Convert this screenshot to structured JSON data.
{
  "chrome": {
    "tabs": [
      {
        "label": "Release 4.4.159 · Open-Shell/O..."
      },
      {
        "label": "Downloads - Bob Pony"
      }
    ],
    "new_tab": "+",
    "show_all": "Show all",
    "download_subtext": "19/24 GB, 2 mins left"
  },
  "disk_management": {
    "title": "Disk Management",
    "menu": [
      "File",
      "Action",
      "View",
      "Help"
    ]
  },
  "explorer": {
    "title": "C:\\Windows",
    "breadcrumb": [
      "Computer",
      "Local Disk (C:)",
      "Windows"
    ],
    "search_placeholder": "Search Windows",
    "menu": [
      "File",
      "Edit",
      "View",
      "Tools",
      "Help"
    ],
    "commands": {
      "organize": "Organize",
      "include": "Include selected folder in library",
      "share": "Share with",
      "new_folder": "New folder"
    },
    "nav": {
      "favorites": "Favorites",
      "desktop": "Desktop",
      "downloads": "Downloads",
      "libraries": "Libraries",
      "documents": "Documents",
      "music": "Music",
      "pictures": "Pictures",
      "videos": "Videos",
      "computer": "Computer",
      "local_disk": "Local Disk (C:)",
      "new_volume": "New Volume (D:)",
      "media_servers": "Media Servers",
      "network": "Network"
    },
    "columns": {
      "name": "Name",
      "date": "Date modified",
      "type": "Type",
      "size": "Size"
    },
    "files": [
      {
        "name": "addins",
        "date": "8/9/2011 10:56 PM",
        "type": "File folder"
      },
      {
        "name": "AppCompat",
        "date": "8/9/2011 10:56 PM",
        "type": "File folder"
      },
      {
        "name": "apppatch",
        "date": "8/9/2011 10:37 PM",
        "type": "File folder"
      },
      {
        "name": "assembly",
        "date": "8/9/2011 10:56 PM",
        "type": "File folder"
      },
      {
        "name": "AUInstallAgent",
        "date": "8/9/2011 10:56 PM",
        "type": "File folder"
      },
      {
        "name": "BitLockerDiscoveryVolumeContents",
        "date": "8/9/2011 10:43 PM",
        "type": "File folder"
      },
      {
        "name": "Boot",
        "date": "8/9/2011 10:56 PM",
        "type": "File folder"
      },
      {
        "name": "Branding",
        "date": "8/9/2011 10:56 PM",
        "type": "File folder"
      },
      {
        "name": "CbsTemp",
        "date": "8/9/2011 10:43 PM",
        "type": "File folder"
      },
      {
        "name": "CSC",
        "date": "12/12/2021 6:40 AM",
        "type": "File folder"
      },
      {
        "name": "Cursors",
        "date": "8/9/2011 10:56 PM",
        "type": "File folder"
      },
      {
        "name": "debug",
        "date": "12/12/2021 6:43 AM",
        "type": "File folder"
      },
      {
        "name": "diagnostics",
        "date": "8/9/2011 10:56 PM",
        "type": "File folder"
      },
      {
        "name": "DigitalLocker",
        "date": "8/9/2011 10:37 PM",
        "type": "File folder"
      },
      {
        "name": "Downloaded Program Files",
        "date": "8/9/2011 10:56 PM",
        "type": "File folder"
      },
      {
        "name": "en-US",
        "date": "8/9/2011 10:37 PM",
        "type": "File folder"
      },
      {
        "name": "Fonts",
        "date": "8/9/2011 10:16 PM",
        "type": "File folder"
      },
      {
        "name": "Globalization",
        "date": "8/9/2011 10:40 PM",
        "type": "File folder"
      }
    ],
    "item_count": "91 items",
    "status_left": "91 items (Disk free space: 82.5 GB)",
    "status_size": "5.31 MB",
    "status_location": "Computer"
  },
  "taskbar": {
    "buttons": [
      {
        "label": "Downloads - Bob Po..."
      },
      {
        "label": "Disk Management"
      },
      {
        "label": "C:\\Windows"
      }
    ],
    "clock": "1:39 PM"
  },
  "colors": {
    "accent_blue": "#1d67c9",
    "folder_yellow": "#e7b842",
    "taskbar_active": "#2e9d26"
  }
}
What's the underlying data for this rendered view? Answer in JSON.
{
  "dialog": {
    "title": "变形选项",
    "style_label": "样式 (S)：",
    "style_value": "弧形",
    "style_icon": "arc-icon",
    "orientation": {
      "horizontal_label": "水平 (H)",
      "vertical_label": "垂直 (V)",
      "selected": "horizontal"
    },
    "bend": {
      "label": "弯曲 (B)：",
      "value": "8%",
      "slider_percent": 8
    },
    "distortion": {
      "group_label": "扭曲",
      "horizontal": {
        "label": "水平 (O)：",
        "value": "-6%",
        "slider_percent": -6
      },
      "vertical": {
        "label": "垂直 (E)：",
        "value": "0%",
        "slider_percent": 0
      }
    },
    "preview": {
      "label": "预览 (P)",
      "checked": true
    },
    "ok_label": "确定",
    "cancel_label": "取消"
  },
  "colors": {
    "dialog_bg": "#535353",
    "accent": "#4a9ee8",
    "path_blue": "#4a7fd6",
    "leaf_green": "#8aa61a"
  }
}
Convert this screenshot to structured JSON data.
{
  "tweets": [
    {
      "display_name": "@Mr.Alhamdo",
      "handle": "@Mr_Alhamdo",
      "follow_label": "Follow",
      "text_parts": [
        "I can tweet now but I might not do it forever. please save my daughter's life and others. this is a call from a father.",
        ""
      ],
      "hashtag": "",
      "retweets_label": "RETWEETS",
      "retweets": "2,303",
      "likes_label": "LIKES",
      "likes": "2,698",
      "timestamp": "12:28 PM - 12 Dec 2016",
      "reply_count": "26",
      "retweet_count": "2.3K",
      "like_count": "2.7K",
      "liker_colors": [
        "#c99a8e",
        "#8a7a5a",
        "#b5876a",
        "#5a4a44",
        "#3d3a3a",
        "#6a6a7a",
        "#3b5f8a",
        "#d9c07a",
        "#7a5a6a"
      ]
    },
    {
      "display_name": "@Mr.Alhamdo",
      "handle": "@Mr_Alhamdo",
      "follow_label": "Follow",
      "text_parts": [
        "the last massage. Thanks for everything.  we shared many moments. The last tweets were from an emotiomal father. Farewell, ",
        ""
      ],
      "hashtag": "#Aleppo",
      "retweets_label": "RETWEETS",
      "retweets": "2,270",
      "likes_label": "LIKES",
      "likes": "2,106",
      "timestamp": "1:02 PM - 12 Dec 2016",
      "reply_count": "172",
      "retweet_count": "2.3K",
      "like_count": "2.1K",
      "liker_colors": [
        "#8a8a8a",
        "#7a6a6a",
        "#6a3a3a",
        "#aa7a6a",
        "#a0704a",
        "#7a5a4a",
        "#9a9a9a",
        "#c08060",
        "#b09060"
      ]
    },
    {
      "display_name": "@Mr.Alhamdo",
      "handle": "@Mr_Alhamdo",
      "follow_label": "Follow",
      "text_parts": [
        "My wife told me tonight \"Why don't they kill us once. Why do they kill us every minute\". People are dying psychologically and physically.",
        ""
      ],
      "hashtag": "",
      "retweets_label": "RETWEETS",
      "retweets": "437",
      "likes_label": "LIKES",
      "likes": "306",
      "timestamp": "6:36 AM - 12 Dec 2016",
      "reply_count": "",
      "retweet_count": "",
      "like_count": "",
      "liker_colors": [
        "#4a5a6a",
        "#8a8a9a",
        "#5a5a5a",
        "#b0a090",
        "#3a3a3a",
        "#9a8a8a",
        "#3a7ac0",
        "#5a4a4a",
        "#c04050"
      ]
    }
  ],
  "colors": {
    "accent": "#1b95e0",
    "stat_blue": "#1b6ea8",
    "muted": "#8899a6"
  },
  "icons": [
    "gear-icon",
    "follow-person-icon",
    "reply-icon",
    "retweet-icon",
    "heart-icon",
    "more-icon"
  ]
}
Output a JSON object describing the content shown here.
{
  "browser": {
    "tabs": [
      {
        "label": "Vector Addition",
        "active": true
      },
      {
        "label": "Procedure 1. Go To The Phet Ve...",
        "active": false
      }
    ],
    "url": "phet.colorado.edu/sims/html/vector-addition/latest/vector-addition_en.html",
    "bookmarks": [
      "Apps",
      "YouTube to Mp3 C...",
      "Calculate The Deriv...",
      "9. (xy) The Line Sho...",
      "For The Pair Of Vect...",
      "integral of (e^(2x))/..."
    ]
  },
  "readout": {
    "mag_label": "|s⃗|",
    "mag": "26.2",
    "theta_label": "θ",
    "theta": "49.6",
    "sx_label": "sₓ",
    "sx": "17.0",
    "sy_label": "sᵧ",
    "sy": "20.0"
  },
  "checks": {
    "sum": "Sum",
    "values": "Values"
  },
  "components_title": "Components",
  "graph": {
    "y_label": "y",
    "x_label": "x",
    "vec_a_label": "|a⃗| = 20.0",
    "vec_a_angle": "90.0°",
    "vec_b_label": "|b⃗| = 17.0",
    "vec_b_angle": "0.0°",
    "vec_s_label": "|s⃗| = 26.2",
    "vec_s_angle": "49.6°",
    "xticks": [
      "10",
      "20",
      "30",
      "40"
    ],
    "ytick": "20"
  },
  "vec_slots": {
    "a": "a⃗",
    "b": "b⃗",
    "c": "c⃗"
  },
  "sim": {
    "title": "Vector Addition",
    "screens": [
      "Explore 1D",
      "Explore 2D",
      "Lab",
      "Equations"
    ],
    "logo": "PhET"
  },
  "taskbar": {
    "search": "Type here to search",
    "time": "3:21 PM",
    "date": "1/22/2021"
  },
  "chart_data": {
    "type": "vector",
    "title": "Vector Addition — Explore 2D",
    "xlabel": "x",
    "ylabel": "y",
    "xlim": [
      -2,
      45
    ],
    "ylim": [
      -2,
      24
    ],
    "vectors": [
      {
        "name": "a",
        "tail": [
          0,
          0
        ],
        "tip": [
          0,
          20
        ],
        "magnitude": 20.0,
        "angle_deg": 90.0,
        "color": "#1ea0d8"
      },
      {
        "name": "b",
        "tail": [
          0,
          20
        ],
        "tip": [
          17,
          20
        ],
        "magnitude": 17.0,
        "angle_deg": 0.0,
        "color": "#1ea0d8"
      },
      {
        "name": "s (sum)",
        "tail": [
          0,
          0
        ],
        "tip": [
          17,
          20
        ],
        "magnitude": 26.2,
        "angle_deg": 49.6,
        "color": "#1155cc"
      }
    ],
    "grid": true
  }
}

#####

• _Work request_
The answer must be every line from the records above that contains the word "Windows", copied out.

• _Response below_
    "title": "C:\\Windows",
      "Windows"
    "search_placeholder": "Search Windows",
        "label": "C:\\Windows"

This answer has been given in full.